### About this exercise
Each line of the material must be returned exactly.
───── Stored data
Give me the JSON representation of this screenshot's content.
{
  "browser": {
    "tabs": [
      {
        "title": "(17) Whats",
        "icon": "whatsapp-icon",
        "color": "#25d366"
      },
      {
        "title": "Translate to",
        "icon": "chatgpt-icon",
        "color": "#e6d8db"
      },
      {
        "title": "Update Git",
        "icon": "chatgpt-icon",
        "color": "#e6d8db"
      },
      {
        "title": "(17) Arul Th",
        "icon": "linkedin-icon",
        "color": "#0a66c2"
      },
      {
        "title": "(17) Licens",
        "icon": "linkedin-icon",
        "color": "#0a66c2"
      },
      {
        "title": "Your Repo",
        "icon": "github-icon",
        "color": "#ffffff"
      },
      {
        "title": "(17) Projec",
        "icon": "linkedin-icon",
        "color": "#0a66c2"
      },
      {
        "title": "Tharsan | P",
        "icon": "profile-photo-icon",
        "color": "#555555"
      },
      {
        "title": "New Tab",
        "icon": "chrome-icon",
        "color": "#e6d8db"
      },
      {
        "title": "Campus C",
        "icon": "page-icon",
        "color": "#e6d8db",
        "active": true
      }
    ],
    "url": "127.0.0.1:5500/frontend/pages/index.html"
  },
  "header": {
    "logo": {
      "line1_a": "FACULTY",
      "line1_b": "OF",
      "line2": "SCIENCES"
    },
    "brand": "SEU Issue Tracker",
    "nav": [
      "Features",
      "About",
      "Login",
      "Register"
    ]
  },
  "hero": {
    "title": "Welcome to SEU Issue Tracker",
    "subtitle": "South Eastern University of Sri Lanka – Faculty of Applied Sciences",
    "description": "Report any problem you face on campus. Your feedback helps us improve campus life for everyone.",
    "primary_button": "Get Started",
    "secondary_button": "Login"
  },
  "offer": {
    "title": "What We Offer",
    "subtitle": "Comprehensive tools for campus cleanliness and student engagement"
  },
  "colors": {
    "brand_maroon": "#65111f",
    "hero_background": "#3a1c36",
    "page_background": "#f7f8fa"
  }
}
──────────
### Answer to the problem
Give me the JSON representation of this screenshot's content.
{
  "browser": {
    "tabs": [
      {
        "title": "(17) Whats",
        "icon": "whatsapp-icon",
        "color": "#25d366"
      },
      {
        "title": "Translate to",
        "icon": "chatgpt-icon",
        "color": "#e6d8db"
      },
      {
        "title": "Update Git",
        "icon": "chatgpt-icon",
        "color": "#e6d8db"
      },
      {
        "title": "(17) Arul Th",
        "icon": "linkedin-icon",
        "color": "#0a66c2"
      },
      {
        "title": "(17) Licens",
        "icon": "linkedin-icon",
        "color": "#0a66c2"
      },
      {
        "title": "Your Repo",
        "icon": "github-icon",
        "color": "#ffffff"
      },
      {
        "title": "(17) Projec",
        "icon": "linkedin-icon",
        "color": "#0a66c2"
      },
      {
        "title": "Tharsan | P",
        "icon": "profile-photo-icon",
        "color": "#555555"
      },
      {
        "title": "New Tab",
        "icon": "chrome-icon",
        "color": "#e6d8db"
      },
      {
        "title": "Campus C",
        "icon": "page-icon",
        "color": "#e6d8db",
        "active": true
      }
    ],
    "url": "127.0.0.1:5500/frontend/pages/index.html"
  },
  "header": {
    "logo": {
      "line1_a": "FACULTY",
      "line1_b": "OF",
      "line2": "SCIENCES"
    },
    "brand": "SEU Issue Tracker",
    "nav": [
      "Features",
      "About",
      "Login",
      "Register"
    ]
  },
  "hero": {
    "title": "Welcome to SEU Issue Tracker",
    "subtitle": "South Eastern University of Sri Lanka – Faculty of Applied Sciences",
    "description": "Report any problem you face on campus. Your feedback helps us improve campus life for everyone.",
    "primary_button": "Get Started",
    "secondary_button": "Login"
  },
  "offer": {
    "title": "What We Offer",
    "subtitle": "Comprehensive tools for campus cleanliness and student engagement"
  },
  "colors": {
    "brand_maroon": "#65111f",
    "hero_background": "#3a1c36",
    "page_background": "#f7f8fa"
  }
}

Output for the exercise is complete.